| TASK INPUT |
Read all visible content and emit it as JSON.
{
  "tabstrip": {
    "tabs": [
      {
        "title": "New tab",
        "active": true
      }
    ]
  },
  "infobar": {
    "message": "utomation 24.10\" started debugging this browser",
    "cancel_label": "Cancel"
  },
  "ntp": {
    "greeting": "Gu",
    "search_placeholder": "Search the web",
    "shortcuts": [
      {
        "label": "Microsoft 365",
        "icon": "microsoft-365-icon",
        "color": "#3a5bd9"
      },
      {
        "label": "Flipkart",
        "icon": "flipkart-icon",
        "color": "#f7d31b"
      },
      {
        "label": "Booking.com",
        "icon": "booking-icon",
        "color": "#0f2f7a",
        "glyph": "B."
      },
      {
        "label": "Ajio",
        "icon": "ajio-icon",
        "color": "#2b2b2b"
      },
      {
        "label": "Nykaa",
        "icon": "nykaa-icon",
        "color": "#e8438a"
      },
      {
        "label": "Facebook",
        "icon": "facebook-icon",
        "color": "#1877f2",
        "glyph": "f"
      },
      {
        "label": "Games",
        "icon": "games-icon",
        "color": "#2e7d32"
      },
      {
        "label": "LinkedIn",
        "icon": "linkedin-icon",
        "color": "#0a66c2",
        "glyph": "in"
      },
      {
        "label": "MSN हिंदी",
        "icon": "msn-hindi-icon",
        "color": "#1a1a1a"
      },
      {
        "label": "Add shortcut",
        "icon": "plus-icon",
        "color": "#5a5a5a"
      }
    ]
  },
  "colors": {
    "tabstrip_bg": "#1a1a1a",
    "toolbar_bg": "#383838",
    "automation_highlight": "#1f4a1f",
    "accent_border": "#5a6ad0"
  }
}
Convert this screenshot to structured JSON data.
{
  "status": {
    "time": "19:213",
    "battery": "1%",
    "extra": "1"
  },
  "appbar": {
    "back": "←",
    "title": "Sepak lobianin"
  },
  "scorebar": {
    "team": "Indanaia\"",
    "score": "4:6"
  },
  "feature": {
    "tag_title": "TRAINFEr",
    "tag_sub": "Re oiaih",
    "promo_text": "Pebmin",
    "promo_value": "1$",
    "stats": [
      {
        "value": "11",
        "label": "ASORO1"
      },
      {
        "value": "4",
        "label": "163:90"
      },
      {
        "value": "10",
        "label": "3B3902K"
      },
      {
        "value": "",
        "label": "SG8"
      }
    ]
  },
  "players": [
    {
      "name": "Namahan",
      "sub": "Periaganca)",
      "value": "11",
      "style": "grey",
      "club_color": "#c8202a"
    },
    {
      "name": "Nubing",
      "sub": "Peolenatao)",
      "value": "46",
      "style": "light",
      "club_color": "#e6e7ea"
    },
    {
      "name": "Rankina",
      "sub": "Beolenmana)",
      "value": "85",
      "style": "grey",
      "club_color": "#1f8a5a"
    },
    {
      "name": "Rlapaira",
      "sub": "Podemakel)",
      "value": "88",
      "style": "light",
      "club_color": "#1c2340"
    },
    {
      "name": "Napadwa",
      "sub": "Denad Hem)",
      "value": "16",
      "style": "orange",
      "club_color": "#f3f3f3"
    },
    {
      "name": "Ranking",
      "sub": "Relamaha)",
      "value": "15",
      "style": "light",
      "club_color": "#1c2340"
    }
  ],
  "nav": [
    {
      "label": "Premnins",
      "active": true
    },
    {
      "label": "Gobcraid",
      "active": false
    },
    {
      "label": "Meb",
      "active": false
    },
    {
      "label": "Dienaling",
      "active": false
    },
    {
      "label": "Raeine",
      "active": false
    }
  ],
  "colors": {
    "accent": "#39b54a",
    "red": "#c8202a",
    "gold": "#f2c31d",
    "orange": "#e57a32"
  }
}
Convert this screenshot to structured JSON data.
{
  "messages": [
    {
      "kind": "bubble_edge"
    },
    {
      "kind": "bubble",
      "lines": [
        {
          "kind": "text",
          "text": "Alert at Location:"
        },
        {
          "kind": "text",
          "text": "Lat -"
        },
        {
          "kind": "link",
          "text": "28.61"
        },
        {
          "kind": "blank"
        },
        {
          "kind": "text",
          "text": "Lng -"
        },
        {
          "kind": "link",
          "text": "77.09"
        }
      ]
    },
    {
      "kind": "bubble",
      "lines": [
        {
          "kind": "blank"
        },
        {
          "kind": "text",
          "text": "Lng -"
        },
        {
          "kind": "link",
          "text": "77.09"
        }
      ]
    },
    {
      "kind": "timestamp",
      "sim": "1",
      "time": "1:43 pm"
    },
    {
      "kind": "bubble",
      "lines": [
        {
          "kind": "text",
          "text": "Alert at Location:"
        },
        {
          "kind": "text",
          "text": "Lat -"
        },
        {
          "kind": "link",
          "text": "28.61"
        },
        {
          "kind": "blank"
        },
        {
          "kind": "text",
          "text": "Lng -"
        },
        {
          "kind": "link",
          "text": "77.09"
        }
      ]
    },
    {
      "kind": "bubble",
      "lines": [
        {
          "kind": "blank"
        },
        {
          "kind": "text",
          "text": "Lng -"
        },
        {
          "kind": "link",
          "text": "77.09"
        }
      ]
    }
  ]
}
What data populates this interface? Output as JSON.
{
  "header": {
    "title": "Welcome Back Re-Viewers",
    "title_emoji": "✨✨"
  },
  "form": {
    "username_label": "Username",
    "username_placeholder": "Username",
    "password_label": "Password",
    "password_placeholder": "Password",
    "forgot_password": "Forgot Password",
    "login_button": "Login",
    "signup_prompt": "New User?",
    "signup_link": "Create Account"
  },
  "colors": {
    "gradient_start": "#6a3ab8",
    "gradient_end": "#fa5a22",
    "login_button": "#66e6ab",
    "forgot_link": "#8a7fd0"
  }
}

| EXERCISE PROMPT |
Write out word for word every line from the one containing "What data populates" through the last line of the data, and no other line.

| EXERCISE OUTPUT |
What data populates this interface? Output as JSON.
{
  "header": {
    "title": "Welcome Back Re-Viewers",
    "title_emoji": "✨✨"
  },
  "form": {
    "username_label": "Username",
    "username_placeholder": "Username",
    "password_label": "Password",
    "password_placeholder": "Password",
    "forgot_password": "Forgot Password",
    "login_button": "Login",
    "signup_prompt": "New User?",
    "signup_link": "Create Account"
  },
  "colors": {
    "gradient_start": "#6a3ab8",
    "gradient_end": "#fa5a22",
    "login_button": "#66e6ab",
    "forgot_link": "#8a7fd0"
  }
}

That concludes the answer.